SUPPLIED MATERIAL —
————————
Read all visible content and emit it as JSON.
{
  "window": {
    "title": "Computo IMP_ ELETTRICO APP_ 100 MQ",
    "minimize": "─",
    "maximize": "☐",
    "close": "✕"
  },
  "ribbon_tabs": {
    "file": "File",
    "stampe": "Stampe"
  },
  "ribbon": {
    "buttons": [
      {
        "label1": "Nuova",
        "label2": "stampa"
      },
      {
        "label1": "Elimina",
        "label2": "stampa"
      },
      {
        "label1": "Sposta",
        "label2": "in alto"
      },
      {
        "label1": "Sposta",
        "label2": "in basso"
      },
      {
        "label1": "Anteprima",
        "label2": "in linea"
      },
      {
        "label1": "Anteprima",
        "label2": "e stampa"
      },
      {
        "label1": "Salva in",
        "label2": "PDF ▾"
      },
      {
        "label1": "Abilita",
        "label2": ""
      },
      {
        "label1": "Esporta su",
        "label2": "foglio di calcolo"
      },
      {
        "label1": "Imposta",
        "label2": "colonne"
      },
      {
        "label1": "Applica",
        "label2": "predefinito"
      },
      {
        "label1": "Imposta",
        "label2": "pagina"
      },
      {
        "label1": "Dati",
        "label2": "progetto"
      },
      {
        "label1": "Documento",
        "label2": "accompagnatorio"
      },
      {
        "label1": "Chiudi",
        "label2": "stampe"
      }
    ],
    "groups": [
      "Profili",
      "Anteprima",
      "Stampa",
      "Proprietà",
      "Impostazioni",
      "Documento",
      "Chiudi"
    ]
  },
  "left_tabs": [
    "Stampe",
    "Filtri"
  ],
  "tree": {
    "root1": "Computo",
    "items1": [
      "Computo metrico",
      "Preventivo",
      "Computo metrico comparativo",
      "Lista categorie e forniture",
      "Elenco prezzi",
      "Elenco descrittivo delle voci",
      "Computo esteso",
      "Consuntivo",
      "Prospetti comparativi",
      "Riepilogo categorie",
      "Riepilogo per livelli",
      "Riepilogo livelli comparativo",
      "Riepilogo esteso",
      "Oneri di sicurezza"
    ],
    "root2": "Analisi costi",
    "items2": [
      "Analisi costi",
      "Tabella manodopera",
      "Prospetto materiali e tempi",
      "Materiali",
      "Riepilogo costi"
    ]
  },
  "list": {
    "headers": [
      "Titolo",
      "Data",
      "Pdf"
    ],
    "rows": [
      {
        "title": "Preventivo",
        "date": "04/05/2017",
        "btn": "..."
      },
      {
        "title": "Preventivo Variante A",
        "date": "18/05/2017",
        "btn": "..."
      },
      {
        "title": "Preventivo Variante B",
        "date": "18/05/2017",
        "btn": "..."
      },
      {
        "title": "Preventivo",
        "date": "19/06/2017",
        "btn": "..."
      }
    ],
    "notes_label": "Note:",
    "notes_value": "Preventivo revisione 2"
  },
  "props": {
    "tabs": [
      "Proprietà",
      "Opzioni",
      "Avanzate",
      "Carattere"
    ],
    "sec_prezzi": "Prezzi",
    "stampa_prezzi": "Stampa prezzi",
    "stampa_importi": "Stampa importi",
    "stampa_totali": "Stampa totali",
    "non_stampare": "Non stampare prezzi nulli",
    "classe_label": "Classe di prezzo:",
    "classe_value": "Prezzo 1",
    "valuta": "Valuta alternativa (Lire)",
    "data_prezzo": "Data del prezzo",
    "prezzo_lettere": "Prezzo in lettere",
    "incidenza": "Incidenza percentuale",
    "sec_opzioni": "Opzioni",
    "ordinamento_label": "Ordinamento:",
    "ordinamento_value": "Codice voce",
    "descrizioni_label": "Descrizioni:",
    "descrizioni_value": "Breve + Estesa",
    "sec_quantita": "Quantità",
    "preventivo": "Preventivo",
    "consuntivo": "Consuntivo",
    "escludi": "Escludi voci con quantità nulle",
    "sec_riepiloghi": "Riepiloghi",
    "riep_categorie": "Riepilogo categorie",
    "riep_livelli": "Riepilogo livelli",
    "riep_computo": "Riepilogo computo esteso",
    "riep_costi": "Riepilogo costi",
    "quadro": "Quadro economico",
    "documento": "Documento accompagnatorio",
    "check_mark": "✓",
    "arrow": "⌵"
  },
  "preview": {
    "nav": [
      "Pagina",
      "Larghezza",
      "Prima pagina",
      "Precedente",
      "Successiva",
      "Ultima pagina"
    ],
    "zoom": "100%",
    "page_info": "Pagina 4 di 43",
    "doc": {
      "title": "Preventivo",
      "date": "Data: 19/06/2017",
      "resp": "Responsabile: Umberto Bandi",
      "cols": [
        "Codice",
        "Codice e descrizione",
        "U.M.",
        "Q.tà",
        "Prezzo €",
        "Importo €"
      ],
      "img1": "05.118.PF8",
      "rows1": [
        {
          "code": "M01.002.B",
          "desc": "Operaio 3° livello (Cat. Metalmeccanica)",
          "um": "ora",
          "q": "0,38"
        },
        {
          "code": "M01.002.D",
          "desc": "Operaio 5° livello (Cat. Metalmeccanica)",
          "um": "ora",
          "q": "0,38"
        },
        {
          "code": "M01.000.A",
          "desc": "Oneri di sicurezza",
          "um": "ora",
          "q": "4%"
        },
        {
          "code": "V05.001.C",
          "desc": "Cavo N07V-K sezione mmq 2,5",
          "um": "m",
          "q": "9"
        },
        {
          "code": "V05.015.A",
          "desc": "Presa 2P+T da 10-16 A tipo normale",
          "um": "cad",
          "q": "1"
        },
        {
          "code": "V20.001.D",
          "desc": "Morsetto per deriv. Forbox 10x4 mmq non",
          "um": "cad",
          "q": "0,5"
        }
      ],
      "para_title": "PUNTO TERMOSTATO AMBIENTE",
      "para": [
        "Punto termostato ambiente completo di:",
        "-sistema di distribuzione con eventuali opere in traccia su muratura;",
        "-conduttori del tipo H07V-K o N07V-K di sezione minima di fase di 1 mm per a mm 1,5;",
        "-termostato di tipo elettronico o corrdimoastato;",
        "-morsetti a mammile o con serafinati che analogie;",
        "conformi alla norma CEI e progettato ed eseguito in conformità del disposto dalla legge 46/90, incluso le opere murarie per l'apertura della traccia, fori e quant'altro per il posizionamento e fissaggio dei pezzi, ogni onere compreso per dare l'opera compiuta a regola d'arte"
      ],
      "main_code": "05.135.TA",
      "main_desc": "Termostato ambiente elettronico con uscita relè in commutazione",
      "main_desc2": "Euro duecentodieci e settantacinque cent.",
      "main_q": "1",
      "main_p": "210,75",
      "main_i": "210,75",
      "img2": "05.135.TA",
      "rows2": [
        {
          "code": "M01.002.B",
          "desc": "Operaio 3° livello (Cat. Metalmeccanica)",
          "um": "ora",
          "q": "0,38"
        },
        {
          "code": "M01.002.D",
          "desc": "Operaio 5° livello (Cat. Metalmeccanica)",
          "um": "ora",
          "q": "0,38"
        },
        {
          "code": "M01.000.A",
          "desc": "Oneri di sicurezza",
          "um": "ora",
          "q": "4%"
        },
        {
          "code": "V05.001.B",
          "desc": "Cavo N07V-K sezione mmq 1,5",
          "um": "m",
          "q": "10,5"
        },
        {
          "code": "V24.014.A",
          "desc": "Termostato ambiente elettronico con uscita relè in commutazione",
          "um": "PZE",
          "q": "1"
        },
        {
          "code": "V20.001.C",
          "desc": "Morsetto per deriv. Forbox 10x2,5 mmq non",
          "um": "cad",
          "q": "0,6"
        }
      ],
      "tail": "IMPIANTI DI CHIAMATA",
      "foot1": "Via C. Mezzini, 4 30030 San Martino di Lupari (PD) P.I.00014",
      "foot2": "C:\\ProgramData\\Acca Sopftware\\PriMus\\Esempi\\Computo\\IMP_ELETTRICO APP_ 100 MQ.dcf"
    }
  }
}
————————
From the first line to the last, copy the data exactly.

EXPECTED OUTPUT —
Read all visible content and emit it as JSON.
{
  "window": {
    "title": "Computo IMP_ ELETTRICO APP_ 100 MQ",
    "minimize": "─",
    "maximize": "☐",
    "close": "✕"
  },
  "ribbon_tabs": {
    "file": "File",
    "stampe": "Stampe"
  },
  "ribbon": {
    "buttons": [
      {
        "label1": "Nuova",
        "label2": "stampa"
      },
      {
        "label1": "Elimina",
        "label2": "stampa"
      },
      {
        "label1": "Sposta",
        "label2": "in alto"
      },
      {
        "label1": "Sposta",
        "label2": "in basso"
      },
      {
        "label1": "Anteprima",
        "label2": "in linea"
      },
      {
        "label1": "Anteprima",
        "label2": "e stampa"
      },
      {
        "label1": "Salva in",
        "label2": "PDF ▾"
      },
      {
        "label1": "Abilita",
        "label2": ""
      },
      {
        "label1": "Esporta su",
        "label2": "foglio di calcolo"
      },
      {
        "label1": "Imposta",
        "label2": "colonne"
      },
      {
        "label1": "Applica",
        "label2": "predefinito"
      },
      {
        "label1": "Imposta",
        "label2": "pagina"
      },
      {
        "label1": "Dati",
        "label2": "progetto"
      },
      {
        "label1": "Documento",
        "label2": "accompagnatorio"
      },
      {
        "label1": "Chiudi",
        "label2": "stampe"
      }
    ],
    "groups": [
      "Profili",
      "Anteprima",
      "Stampa",
      "Proprietà",
      "Impostazioni",
      "Documento",
      "Chiudi"
    ]
  },
  "left_tabs": [
    "Stampe",
    "Filtri"
  ],
  "tree": {
    "root1": "Computo",
    "items1": [
      "Computo metrico",
      "Preventivo",
      "Computo metrico comparativo",
      "Lista categorie e forniture",
      "Elenco prezzi",
      "Elenco descrittivo delle voci",
      "Computo esteso",
      "Consuntivo",
      "Prospetti comparativi",
      "Riepilogo categorie",
      "Riepilogo per livelli",
      "Riepilogo livelli comparativo",
      "Riepilogo esteso",
      "Oneri di sicurezza"
    ],
    "root2": "Analisi costi",
    "items2": [
      "Analisi costi",
      "Tabella manodopera",
      "Prospetto materiali e tempi",
      "Materiali",
      "Riepilogo costi"
    ]
  },
  "list": {
    "headers": [
      "Titolo",
      "Data",
      "Pdf"
    ],
    "rows": [
      {
        "title": "Preventivo",
        "date": "04/05/2017",
        "btn": "..."
      },
      {
        "title": "Preventivo Variante A",
        "date": "18/05/2017",
        "btn": "..."
      },
      {
        "title": "Preventivo Variante B",
        "date": "18/05/2017",
        "btn": "..."
      },
      {
        "title": "Preventivo",
        "date": "19/06/2017",
        "btn": "..."
      }
    ],
    "notes_label": "Note:",
    "notes_value": "Preventivo revisione 2"
  },
  "props": {
    "tabs": [
      "Proprietà",
      "Opzioni",
      "Avanzate",
      "Carattere"
    ],
    "sec_prezzi": "Prezzi",
    "stampa_prezzi": "Stampa prezzi",
    "stampa_importi": "Stampa importi",
    "stampa_totali": "Stampa totali",
    "non_stampare": "Non stampare prezzi nulli",
    "classe_label": "Classe di prezzo:",
    "classe_value": "Prezzo 1",
    "valuta": "Valuta alternativa (Lire)",
    "data_prezzo": "Data del prezzo",
    "prezzo_lettere": "Prezzo in lettere",
    "incidenza": "Incidenza percentuale",
    "sec_opzioni": "Opzioni",
    "ordinamento_label": "Ordinamento:",
    "ordinamento_value": "Codice voce",
    "descrizioni_label": "Descrizioni:",
    "descrizioni_value": "Breve + Estesa",
    "sec_quantita": "Quantità",
    "preventivo": "Preventivo",
    "consuntivo": "Consuntivo",
    "escludi": "Escludi voci con quantità nulle",
    "sec_riepiloghi": "Riepiloghi",
    "riep_categorie": "Riepilogo categorie",
    "riep_livelli": "Riepilogo livelli",
    "riep_computo": "Riepilogo computo esteso",
    "riep_costi": "Riepilogo costi",
    "quadro": "Quadro economico",
    "documento": "Documento accompagnatorio",
    "check_mark": "✓",
    "arrow": "⌵"
  },
  "preview": {
    "nav": [
      "Pagina",
      "Larghezza",
      "Prima pagina",
      "Precedente",
      "Successiva",
      "Ultima pagina"
    ],
    "zoom": "100%",
    "page_info": "Pagina 4 di 43",
    "doc": {
      "title": "Preventivo",
      "date": "Data: 19/06/2017",
      "resp": "Responsabile: Umberto Bandi",
      "cols": [
        "Codice",
        "Codice e descrizione",
        "U.M.",
        "Q.tà",
        "Prezzo €",
        "Importo €"
      ],
      "img1": "05.118.PF8",
      "rows1": [
        {
          "code": "M01.002.B",
          "desc": "Operaio 3° livello (Cat. Metalmeccanica)",
          "um": "ora",
          "q": "0,38"
        },
        {
          "code": "M01.002.D",
          "desc": "Operaio 5° livello (Cat. Metalmeccanica)",
          "um": "ora",
          "q": "0,38"
        },
        {
          "code": "M01.000.A",
          "desc": "Oneri di sicurezza",
          "um": "ora",
          "q": "4%"
        },
        {
          "code": "V05.001.C",
          "desc": "Cavo N07V-K sezione mmq 2,5",
          "um": "m",
          "q": "9"
        },
        {
          "code": "V05.015.A",
          "desc": "Presa 2P+T da 10-16 A tipo normale",
          "um": "cad",
          "q": "1"
        },
        {
          "code": "V20.001.D",
          "desc": "Morsetto per deriv. Forbox 10x4 mmq non",
          "um": "cad",
          "q": "0,5"
        }
      ],
      "para_title": "PUNTO TERMOSTATO AMBIENTE",
      "para": [
        "Punto termostato ambiente completo di:",
        "-sistema di distribuzione con eventuali opere in traccia su muratura;",
        "-conduttori del tipo H07V-K o N07V-K di sezione minima di fase di 1 mm per a mm 1,5;",
        "-termostato di tipo elettronico o corrdimoastato;",
        "-morsetti a mammile o con serafinati che analogie;",
        "conformi alla norma CEI e progettato ed eseguito in conformità del disposto dalla legge 46/90, incluso le opere murarie per l'apertura della traccia, fori e quant'altro per il posizionamento e fissaggio dei pezzi, ogni onere compreso per dare l'opera compiuta a regola d'arte"
      ],
      "main_code": "05.135.TA",
      "main_desc": "Termostato ambiente elettronico con uscita relè in commutazione",
      "main_desc2": "Euro duecentodieci e settantacinque cent.",
      "main_q": "1",
      "main_p": "210,75",
      "main_i": "210,75",
      "img2": "05.135.TA",
      "rows2": [
        {
          "code": "M01.002.B",
          "desc": "Operaio 3° livello (Cat. Metalmeccanica)",
          "um": "ora",
          "q": "0,38"
        },
        {
          "code": "M01.002.D",
          "desc": "Operaio 5° livello (Cat. Metalmeccanica)",
          "um": "ora",
          "q": "0,38"
        },
        {
          "code": "M01.000.A",
          "desc": "Oneri di sicurezza",
          "um": "ora",
          "q": "4%"
        },
        {
          "code": "V05.001.B",
          "desc": "Cavo N07V-K sezione mmq 1,5",
          "um": "m",
          "q": "10,5"
        },
        {
          "code": "V24.014.A",
          "desc": "Termostato ambiente elettronico con uscita relè in commutazione",
          "um": "PZE",
          "q": "1"
        },
        {
          "code": "V20.001.C",
          "desc": "Morsetto per deriv. Forbox 10x2,5 mmq non",
          "um": "cad",
          "q": "0,6"
        }
      ],
      "tail": "IMPIANTI DI CHIAMATA",
      "foot1": "Via C. Mezzini, 4 30030 San Martino di Lupari (PD) P.I.00014",
      "foot2": "C:\\ProgramData\\Acca Sopftware\\PriMus\\Esempi\\Computo\\IMP_ELETTRICO APP_ 100 MQ.dcf"
    }
  }
}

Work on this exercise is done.